Several of the explosions resulted in ashfall in several populated areas, as far away as Delta Junction (~ 545 km NE). More significant ashfall occurred in more contiguous areas, including the Matanuska-Susitna Valley, the Kenai Peninsula and the Anchorage bowl. Satellite images showed a broad layer of volcanic haze that extended over these areas. On 22 March, ashfall was reported in areas 190-250 km NE. According to a 29 March Associated Press article, flights in and out of Anchorage and other local areas were canceled or diverted during 24-28 March. As many as 185 Alaska Airlines flights had been canceled since the beginning of the eruption; airports and other airlines also experienced service disruptions. The maximum thickness of ashfall measured in a populated area was about 1.5 mm near Seldovia, following the 4 April explosion. A measurement of about 3 mm, following the explosion on 26 March, was recorded near Silver Salmon Creek Lodge, about 48 km S. Trace ashfall was also observed between explosive events, during times when the volcano emitted continuous low-altitude (under 4.6 km) gas-and-ash plumes.

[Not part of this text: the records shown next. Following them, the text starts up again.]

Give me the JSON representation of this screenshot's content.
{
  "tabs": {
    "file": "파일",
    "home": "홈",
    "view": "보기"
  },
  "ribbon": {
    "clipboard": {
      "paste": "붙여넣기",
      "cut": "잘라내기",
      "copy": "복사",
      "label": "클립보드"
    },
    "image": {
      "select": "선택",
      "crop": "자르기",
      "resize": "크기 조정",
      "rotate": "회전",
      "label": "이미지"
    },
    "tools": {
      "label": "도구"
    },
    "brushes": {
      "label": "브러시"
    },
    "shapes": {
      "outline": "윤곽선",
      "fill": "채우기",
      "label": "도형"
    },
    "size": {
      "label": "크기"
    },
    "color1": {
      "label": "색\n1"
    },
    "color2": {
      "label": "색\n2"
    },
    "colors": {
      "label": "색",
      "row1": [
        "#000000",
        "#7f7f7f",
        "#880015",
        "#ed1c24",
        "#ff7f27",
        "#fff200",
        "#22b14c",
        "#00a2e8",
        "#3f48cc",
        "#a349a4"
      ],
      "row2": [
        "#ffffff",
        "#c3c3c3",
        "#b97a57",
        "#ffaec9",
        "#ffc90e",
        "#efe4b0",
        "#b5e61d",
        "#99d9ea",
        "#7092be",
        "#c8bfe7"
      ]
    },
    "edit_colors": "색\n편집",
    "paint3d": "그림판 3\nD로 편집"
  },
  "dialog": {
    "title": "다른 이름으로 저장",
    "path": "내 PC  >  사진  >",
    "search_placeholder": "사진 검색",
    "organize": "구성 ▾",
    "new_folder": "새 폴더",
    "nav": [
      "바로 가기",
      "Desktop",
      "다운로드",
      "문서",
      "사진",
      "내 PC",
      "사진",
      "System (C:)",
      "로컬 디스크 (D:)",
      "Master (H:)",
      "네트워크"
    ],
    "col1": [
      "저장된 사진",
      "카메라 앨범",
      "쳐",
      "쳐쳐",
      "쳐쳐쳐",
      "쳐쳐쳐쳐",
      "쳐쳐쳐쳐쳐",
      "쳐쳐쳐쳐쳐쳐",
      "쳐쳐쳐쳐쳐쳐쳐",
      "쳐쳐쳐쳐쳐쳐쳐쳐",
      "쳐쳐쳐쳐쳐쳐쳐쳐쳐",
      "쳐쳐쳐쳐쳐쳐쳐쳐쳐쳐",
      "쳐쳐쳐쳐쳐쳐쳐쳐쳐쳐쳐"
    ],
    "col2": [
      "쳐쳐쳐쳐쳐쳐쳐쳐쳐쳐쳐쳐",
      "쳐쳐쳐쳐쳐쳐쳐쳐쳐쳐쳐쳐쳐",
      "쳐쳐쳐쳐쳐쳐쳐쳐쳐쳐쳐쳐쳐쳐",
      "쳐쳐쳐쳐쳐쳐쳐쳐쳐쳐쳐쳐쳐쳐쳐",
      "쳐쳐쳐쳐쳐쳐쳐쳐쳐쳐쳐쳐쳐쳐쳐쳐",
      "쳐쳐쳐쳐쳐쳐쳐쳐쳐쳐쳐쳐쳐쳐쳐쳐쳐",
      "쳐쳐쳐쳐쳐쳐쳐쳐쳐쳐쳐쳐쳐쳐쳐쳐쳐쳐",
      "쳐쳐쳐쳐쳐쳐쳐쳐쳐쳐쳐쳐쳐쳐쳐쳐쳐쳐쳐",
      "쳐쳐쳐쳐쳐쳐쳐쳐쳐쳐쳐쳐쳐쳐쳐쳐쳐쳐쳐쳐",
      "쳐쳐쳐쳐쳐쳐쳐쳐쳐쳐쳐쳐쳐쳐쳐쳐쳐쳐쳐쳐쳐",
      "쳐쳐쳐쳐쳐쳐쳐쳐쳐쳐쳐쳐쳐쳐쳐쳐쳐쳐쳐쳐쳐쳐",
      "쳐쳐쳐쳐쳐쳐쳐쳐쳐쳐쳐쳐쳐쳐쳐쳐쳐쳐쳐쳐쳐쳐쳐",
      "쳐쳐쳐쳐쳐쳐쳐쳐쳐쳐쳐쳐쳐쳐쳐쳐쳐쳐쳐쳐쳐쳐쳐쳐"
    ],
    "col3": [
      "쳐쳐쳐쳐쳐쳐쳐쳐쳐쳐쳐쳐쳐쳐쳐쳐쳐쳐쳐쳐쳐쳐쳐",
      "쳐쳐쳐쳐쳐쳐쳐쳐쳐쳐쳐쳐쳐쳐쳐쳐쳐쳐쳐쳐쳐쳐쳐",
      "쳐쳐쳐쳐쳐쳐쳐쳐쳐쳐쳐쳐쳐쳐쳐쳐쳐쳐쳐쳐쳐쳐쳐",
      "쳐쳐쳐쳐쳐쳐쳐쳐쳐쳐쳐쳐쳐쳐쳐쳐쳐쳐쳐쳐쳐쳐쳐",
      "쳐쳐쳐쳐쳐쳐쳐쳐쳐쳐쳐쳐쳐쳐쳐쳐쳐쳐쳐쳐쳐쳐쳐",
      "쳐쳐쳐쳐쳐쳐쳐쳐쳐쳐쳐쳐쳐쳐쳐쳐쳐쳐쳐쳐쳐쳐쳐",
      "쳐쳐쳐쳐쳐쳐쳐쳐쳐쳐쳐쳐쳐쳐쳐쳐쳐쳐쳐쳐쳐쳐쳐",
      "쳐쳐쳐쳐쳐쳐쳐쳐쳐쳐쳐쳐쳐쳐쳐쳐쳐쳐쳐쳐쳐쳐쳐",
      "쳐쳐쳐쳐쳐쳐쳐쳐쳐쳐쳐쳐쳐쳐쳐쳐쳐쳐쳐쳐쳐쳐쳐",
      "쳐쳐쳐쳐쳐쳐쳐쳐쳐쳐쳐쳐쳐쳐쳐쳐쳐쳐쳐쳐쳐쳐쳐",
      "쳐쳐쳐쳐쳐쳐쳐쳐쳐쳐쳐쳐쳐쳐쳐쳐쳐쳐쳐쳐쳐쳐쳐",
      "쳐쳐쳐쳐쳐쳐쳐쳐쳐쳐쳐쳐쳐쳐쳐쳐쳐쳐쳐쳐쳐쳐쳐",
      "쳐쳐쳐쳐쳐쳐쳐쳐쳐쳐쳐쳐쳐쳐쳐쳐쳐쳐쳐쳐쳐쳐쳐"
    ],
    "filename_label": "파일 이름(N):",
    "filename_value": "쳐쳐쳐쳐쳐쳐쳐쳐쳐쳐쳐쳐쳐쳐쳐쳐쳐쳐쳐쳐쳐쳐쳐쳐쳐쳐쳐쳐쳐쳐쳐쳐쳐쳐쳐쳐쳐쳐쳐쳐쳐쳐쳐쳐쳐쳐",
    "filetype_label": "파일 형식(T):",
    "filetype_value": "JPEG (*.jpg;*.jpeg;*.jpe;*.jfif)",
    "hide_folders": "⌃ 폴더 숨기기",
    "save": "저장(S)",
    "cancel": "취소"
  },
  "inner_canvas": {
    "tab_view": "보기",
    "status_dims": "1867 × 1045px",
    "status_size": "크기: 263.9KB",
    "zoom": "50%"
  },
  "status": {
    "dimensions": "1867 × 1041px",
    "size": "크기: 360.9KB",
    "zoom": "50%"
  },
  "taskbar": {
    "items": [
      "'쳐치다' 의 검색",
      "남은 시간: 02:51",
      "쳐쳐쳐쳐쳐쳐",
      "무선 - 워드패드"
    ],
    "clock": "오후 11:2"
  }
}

On 30 March a thermal anomaly at the vent seen on satellite imagery was caused by the extrusion of a lava dome in the summit crater (confirmed by AVO on 3 April). Observers also recognized that the dome had already began spilling occasional avalanches of hot blocks a short distance down the N flank. Observations on 9 April determined that the lava dome, which had grown in the same location as the previous one, was circular in shape, and 400 m in diameter. By 16 April, the lava dome was estimated to be about 500 x 700 m across and at least 50 m thick (figure 21). A volume estimate of the still-expanding dome made during 29 April-5 May suggested a volume of 25-30 million cubic meters.

Figure (see Caption) Figure 21. Image from 16 April 2009 of the active lava dome that grew in Redoubt's summit crater. The steam plume near the base of the dome comes from a pocket where abundant hot blocks shedding off the dome accumulated. The waterfall (dark area in lower part of photo) is ~ 75 m high. Photo by Game McGimsey, courtesy of USGS-AVO.

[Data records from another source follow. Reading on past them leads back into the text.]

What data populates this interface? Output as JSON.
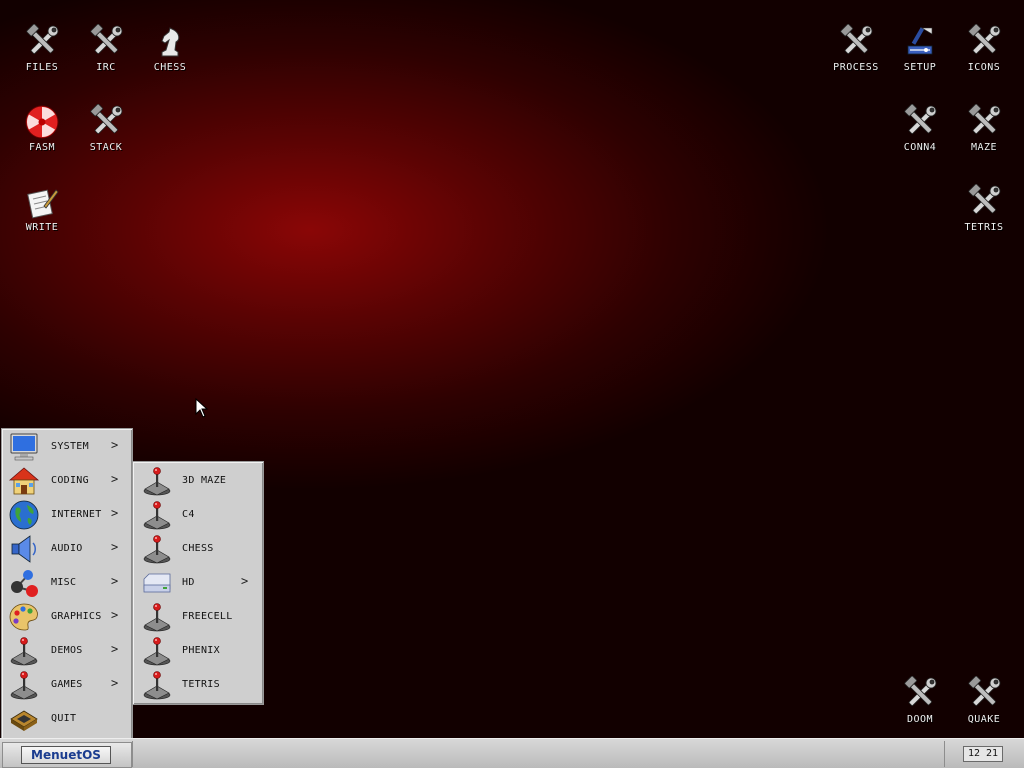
{
  "desktop": {
    "icons_left": [
      {
        "label": "FILES",
        "icon": "tools-icon"
      },
      {
        "label": "IRC",
        "icon": "tools-icon"
      },
      {
        "label": "CHESS",
        "icon": "chess-knight-icon"
      },
      {
        "label": "FASM",
        "icon": "radiation-icon"
      },
      {
        "label": "STACK",
        "icon": "tools-icon"
      },
      {
        "label": "WRITE",
        "icon": "writing-icon"
      }
    ],
    "icons_right": [
      {
        "label": "PROCESS",
        "icon": "tools-icon"
      },
      {
        "label": "SETUP",
        "icon": "setup-icon"
      },
      {
        "label": "ICONS",
        "icon": "tools-icon"
      },
      {
        "label": "CONN4",
        "icon": "tools-icon"
      },
      {
        "label": "MAZE",
        "icon": "tools-icon"
      },
      {
        "label": "TETRIS",
        "icon": "tools-icon"
      },
      {
        "label": "DOOM",
        "icon": "tools-icon"
      },
      {
        "label": "QUAKE",
        "icon": "tools-icon"
      }
    ]
  },
  "main_menu": {
    "items": [
      {
        "label": "SYSTEM",
        "icon": "monitor-icon",
        "submenu": true
      },
      {
        "label": "CODING",
        "icon": "house-icon",
        "submenu": true
      },
      {
        "label": "INTERNET",
        "icon": "globe-icon",
        "submenu": true
      },
      {
        "label": "AUDIO",
        "icon": "speaker-icon",
        "submenu": true
      },
      {
        "label": "MISC",
        "icon": "molecule-icon",
        "submenu": true
      },
      {
        "label": "GRAPHICS",
        "icon": "palette-icon",
        "submenu": true
      },
      {
        "label": "DEMOS",
        "icon": "joystick-icon",
        "submenu": true
      },
      {
        "label": "GAMES",
        "icon": "joystick-icon",
        "submenu": true
      },
      {
        "label": "QUIT",
        "icon": "chip-icon",
        "submenu": false
      }
    ],
    "arrow": ">"
  },
  "games_submenu": {
    "items": [
      {
        "label": "3D MAZE",
        "icon": "joystick-icon",
        "submenu": false
      },
      {
        "label": "C4",
        "icon": "joystick-icon",
        "submenu": false
      },
      {
        "label": "CHESS",
        "icon": "joystick-icon",
        "submenu": false
      },
      {
        "label": "HD",
        "icon": "drive-icon",
        "submenu": true
      },
      {
        "label": "FREECELL",
        "icon": "joystick-icon",
        "submenu": false
      },
      {
        "label": "PHENIX",
        "icon": "joystick-icon",
        "submenu": false
      },
      {
        "label": "TETRIS",
        "icon": "joystick-icon",
        "submenu": false
      }
    ]
  },
  "taskbar": {
    "start_label": "MenuetOS",
    "clock": "12 21"
  },
  "colors": {
    "desktop_center": "#8a0606",
    "desktop_edge": "#0c0000",
    "menu_bg": "#cfcfcf",
    "brand_text": "#1a3c8f"
  }
}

After the last explosion detected on 4 April and until mid-May, small steam-and-gas plumes occasionally containing some ash were seen on satellite imagery and on the web camera. Elevated seismicity and satellite imagery indicated that the lava dome continued to grow. SO2 plumes were also detected by satellite imagery. Occasional rockfalls originating from the lava dome's flanks were observed on the web camera.

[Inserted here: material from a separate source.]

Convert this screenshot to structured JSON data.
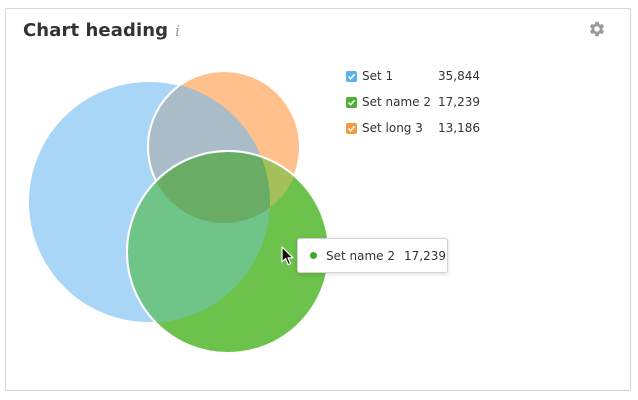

Reference. Waythomas, C.F., Dorava, J.M., Miller, T.M., Neal, C.A., and McGimsey, R.A., 1998, Preliminary volcano-hazard assessment for Redoubt volcano, Alaska: USGS Open File report 97-857, plate 1.

Geological Summary. Redoubt is a glacier-covered stratovolcano with a breached summit crater in Lake Clark National Park about 170 km SW of Anchorage. Next to Mount Spurr, Redoubt has been the most active Holocene volcano in the upper Cook Inlet. The volcano was constructed beginning about 890,000 years ago over Mesozoic granitic rocks of the Alaska-Aleutian Range batholith. Collapse of the summit 13,000-10,500 years ago produced a major debris avalanche that reached Cook Inlet. Holocene activity has included the emplacement of a large debris avalanche and clay-rich lahars that dammed Lake Crescent on the south side and reached Cook Inlet about 3,500 years ago. Eruptions during the past few centuries have affected only the Drift River drainage on the north. Historical eruptions have originated from a vent at the north end of the 1.8-km-wide breached summit crater. The 1989-90 eruption had severe economic impact on the Cook Inlet region and affected air traffic far beyond the volcano.

Information Contacts: Alaska Volcano Observatory (AVO), a cooperative program of a) U.S. Geological Survey, 4200 University Drive, Anchorage, AK 99508-4667, USA (URL: http://www.avo.alaska.edu/), b) Geophysical Institute, University of Alaska, PO Box 757320, Fairbanks, AK 99775-7320, USA, and c) Alaska Division of Geological & Geophysical Surveys, 794 University Ave., Suite 200, Fairbanks, AK 99709, USA; Associated Press (URL: http://www.ap.org/).